  • RGJ says:

    It’s possible that The Whistler simply wasn’t syndicated to enough stations for Brooks & Marsh, who have a rule stating that only cable and syndicated programs that reached at least half of television households are included. Perhaps The Whistler was primarily seen on the West Coast, where Signal Oil sponsored it.

    I don’t know how one would determine what percentage of television households a specific syndicated program was available without a complete list of affiliates that aired it. And that sort of documentation can’t be easy to come by.

    For the record, The Whistler is mentioned in Alex McNeil’s Total Television.

  • Jeff Wildman says:

    Which is why, on balance, the McNeil book has always been superior. Although Brooks & Marsh have a better layout for outling cast lists, their “pick-and-chose” approach to syndicated fare proves their book’s title false. It should be “The Almost Complete Directory To Prime-Time Network, Some Cable and Syndicated Series As We See Fit, 1946-Present”.
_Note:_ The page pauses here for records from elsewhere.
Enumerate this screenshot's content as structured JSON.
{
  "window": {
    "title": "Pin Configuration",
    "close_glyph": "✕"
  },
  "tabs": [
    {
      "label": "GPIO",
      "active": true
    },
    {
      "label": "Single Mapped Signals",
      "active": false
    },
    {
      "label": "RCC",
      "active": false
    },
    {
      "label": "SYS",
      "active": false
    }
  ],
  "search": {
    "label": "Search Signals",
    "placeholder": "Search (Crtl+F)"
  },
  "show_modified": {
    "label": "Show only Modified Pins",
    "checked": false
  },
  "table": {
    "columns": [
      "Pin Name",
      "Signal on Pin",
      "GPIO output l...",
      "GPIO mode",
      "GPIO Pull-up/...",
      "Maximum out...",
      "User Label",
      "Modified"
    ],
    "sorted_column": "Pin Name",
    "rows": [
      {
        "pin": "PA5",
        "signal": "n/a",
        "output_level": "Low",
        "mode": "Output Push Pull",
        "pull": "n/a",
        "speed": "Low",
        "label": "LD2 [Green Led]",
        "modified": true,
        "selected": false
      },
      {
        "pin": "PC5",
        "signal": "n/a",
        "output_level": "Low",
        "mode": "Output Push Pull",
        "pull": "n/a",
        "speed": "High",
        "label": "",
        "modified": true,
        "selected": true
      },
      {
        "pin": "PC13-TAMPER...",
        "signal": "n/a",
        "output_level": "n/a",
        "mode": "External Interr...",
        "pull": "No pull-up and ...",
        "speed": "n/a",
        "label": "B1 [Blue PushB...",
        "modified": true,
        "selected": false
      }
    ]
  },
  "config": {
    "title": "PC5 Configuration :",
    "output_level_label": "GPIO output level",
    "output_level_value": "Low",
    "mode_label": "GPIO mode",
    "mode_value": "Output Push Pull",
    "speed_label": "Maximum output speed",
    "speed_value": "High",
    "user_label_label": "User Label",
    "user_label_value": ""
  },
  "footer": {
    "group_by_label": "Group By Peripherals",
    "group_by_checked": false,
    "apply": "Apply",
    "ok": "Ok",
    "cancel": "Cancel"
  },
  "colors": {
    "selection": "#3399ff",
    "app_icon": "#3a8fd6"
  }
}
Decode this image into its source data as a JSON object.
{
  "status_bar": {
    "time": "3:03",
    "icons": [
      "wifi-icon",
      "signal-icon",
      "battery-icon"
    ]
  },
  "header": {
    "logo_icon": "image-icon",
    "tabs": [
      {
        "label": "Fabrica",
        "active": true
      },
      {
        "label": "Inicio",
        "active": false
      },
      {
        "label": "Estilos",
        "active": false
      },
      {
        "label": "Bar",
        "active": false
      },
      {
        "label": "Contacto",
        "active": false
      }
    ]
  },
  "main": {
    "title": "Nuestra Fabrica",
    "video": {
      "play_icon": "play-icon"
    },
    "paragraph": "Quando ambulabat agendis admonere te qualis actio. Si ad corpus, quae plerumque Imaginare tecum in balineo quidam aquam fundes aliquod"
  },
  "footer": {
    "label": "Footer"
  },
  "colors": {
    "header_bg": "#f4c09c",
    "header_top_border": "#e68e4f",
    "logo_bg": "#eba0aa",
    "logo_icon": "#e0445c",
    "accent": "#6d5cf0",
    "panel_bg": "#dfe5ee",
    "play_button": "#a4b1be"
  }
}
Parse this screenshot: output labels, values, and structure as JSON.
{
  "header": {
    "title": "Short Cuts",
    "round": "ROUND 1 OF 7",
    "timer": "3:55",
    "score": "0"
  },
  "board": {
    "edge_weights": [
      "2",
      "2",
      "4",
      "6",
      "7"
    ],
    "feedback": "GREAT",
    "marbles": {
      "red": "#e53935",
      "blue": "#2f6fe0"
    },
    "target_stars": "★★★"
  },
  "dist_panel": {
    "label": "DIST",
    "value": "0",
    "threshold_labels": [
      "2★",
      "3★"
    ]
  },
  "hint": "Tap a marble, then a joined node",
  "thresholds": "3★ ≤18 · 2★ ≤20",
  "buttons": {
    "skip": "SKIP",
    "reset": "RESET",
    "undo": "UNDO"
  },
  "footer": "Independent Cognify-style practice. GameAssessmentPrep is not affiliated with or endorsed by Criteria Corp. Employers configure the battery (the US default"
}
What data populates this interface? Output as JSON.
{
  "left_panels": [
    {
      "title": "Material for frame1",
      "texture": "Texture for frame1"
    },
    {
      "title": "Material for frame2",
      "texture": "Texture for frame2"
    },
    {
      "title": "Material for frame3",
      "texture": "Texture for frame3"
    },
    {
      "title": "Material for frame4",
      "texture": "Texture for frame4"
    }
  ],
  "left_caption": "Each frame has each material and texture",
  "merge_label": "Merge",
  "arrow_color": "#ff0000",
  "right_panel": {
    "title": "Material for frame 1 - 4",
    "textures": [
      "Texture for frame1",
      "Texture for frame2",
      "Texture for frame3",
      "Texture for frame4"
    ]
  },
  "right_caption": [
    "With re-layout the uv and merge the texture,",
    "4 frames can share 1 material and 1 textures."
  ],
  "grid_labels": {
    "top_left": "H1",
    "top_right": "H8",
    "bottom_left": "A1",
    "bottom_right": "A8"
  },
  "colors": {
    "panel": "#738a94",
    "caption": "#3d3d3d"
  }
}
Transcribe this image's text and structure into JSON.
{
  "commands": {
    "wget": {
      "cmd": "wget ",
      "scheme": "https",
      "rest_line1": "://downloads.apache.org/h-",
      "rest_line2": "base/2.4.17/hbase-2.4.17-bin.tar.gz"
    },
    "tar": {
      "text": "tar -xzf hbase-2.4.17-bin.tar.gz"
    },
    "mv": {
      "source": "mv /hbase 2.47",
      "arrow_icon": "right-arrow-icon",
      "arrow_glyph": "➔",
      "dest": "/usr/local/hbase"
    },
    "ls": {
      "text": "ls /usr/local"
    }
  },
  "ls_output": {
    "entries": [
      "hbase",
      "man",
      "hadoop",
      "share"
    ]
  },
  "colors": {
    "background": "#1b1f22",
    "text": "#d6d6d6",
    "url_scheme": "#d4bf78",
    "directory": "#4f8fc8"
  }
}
  • Barry I. Grauman says:

    “THE WHISTLER” certainly was offered in national syndication, ‘RGJ’ (and not just on the West Coast, where Signal Oil, its original radio sponsor, sustained it); WPIX-TV, Channel 11 in New York, aired it weekly in 1955-’56 [I've seen original TV listings and a TV GUIDE advertisement for the series' New York run]. Unfortunately, it was withdrawn from distribution by CBS Films in the mid-’60s, and eventually, almost everyone forgot there HAD been a “WHISTLER” TV series. There was also a syndicated series based on the “MANDRAKE THE MAGICIAN” comic strip in 1954 [26 episodes] which has been equally forgotten, althoug I’ve seen ONE episode {“Lothar” was played by Woody Strode}. Brooks & Marsh doesn’t even mention “TERRY AND THE PIRATES”…

  • Barry I. Grauman says:

    Incidentally, if you want to examine a complete episode guide, visit the “Classic TV Archive” website {ctva. biz/US/Anthology/Whistler.htm}.

  • steven fugett says:

    I have the first two volumes of the gray ghost tv series. Are the other episodes available for purchase? If not, why not? Thankyou for your help. Sincerely, Steven Fugett.

  • Rusty says:

    I’d sooooo like to see this released on DVD or somesuch!

Leave a Reply